[[ GIVEN ENTRIES, beginning ]]

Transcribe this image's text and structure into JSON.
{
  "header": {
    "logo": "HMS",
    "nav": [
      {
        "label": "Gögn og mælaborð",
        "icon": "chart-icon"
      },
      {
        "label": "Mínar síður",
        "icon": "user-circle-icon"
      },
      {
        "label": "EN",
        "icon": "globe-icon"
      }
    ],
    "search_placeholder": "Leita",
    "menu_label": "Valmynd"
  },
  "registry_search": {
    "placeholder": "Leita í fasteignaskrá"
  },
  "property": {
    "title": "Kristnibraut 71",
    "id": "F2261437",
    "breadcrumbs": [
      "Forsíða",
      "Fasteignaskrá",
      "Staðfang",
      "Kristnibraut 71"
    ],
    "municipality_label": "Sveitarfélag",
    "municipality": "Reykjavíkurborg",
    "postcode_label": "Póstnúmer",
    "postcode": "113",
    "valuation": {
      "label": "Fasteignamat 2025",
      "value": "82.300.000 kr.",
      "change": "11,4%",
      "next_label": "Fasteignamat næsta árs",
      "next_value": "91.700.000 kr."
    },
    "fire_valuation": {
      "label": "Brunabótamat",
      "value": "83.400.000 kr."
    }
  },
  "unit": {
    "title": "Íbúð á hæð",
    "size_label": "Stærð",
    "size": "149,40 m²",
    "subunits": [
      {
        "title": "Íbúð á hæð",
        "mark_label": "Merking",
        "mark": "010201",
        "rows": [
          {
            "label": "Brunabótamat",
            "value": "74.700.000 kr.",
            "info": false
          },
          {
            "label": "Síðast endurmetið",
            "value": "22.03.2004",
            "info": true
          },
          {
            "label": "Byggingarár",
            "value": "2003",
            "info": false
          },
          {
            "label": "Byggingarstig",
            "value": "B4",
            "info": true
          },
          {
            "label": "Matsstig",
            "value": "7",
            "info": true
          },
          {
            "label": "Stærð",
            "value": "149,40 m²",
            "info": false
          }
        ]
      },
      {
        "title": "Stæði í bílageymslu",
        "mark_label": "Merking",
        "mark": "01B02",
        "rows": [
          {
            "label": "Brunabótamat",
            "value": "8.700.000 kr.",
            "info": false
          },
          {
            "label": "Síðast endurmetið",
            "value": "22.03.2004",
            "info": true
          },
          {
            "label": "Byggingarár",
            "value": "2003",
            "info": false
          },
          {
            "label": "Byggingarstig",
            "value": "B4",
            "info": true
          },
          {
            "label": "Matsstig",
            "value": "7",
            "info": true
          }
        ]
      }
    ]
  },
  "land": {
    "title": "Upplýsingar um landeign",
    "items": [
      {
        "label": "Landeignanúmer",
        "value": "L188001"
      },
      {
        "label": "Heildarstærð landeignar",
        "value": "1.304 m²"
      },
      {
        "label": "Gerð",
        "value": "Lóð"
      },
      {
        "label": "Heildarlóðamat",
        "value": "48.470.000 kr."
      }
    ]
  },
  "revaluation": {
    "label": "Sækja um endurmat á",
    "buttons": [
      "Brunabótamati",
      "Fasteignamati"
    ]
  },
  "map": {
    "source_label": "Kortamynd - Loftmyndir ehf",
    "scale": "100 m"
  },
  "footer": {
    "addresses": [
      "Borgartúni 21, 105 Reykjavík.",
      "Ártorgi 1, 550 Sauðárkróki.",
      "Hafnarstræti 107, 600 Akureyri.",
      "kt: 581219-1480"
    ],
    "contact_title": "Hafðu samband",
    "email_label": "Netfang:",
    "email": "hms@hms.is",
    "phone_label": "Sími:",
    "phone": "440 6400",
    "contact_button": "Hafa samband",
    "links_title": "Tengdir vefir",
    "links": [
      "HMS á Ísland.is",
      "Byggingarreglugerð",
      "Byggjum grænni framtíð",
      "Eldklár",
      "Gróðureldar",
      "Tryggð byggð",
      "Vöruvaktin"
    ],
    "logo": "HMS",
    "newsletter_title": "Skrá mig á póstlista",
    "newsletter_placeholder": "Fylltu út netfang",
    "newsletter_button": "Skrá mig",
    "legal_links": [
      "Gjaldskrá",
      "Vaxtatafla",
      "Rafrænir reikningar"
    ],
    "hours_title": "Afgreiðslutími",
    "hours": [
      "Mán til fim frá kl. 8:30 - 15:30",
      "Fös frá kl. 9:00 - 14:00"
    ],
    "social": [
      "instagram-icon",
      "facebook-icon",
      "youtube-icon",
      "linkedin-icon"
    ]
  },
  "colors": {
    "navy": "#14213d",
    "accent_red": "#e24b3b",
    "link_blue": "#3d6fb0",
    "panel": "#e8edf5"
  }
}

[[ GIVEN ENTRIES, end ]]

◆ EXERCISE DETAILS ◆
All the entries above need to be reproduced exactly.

◆ ANSWER FOR THE TASK ◆
Transcribe this image's text and structure into JSON.
{
  "header": {
    "logo": "HMS",
    "nav": [
      {
        "label": "Gögn og mælaborð",
        "icon": "chart-icon"
      },
      {
        "label": "Mínar síður",
        "icon": "user-circle-icon"
      },
      {
        "label": "EN",
        "icon": "globe-icon"
      }
    ],
    "search_placeholder": "Leita",
    "menu_label": "Valmynd"
  },
  "registry_search": {
    "placeholder": "Leita í fasteignaskrá"
  },
  "property": {
    "title": "Kristnibraut 71",
    "id": "F2261437",
    "breadcrumbs": [
      "Forsíða",
      "Fasteignaskrá",
      "Staðfang",
      "Kristnibraut 71"
    ],
    "municipality_label": "Sveitarfélag",
    "municipality": "Reykjavíkurborg",
    "postcode_label": "Póstnúmer",
    "postcode": "113",
    "valuation": {
      "label": "Fasteignamat 2025",
      "value": "82.300.000 kr.",
      "change": "11,4%",
      "next_label": "Fasteignamat næsta árs",
      "next_value": "91.700.000 kr."
    },
    "fire_valuation": {
      "label": "Brunabótamat",
      "value": "83.400.000 kr."
    }
  },
  "unit": {
    "title": "Íbúð á hæð",
    "size_label": "Stærð",
    "size": "149,40 m²",
    "subunits": [
      {
        "title": "Íbúð á hæð",
        "mark_label": "Merking",
        "mark": "010201",
        "rows": [
          {
            "label": "Brunabótamat",
            "value": "74.700.000 kr.",
            "info": false
          },
          {
            "label": "Síðast endurmetið",
            "value": "22.03.2004",
            "info": true
          },
          {
            "label": "Byggingarár",
            "value": "2003",
            "info": false
          },
          {
            "label": "Byggingarstig",
            "value": "B4",
            "info": true
          },
          {
            "label": "Matsstig",
            "value": "7",
            "info": true
          },
          {
            "label": "Stærð",
            "value": "149,40 m²",
            "info": false
          }
        ]
      },
      {
        "title": "Stæði í bílageymslu",
        "mark_label": "Merking",
        "mark": "01B02",
        "rows": [
          {
            "label": "Brunabótamat",
            "value": "8.700.000 kr.",
            "info": false
          },
          {
            "label": "Síðast endurmetið",
            "value": "22.03.2004",
            "info": true
          },
          {
            "label": "Byggingarár",
            "value": "2003",
            "info": false
          },
          {
            "label": "Byggingarstig",
            "value": "B4",
            "info": true
          },
          {
            "label": "Matsstig",
            "value": "7",
            "info": true
          }
        ]
      }
    ]
  },
  "land": {
    "title": "Upplýsingar um landeign",
    "items": [
      {
        "label": "Landeignanúmer",
        "value": "L188001"
      },
      {
        "label": "Heildarstærð landeignar",
        "value": "1.304 m²"
      },
      {
        "label": "Gerð",
        "value": "Lóð"
      },
      {
        "label": "Heildarlóðamat",
        "value": "48.470.000 kr."
      }
    ]
  },
  "revaluation": {
    "label": "Sækja um endurmat á",
    "buttons": [
      "Brunabótamati",
      "Fasteignamati"
    ]
  },
  "map": {
    "source_label": "Kortamynd - Loftmyndir ehf",
    "scale": "100 m"
  },
  "footer": {
    "addresses": [
      "Borgartúni 21, 105 Reykjavík.",
      "Ártorgi 1, 550 Sauðárkróki.",
      "Hafnarstræti 107, 600 Akureyri.",
      "kt: 581219-1480"
    ],
    "contact_title": "Hafðu samband",
    "email_label": "Netfang:",
    "email": "hms@hms.is",
    "phone_label": "Sími:",
    "phone": "440 6400",
    "contact_button": "Hafa samband",
    "links_title": "Tengdir vefir",
    "links": [
      "HMS á Ísland.is",
      "Byggingarreglugerð",
      "Byggjum grænni framtíð",
      "Eldklár",
      "Gróðureldar",
      "Tryggð byggð",
      "Vöruvaktin"
    ],
    "logo": "HMS",
    "newsletter_title": "Skrá mig á póstlista",
    "newsletter_placeholder": "Fylltu út netfang",
    "newsletter_button": "Skrá mig",
    "legal_links": [
      "Gjaldskrá",
      "Vaxtatafla",
      "Rafrænir reikningar"
    ],
    "hours_title": "Afgreiðslutími",
    "hours": [
      "Mán til fim frá kl. 8:30 - 15:30",
      "Fös frá kl. 9:00 - 14:00"
    ],
    "social": [
      "instagram-icon",
      "facebook-icon",
      "youtube-icon",
      "linkedin-icon"
    ]
  },
  "colors": {
    "navy": "#14213d",
    "accent_red": "#e24b3b",
    "link_blue": "#3d6fb0",
    "panel": "#e8edf5"
  }
}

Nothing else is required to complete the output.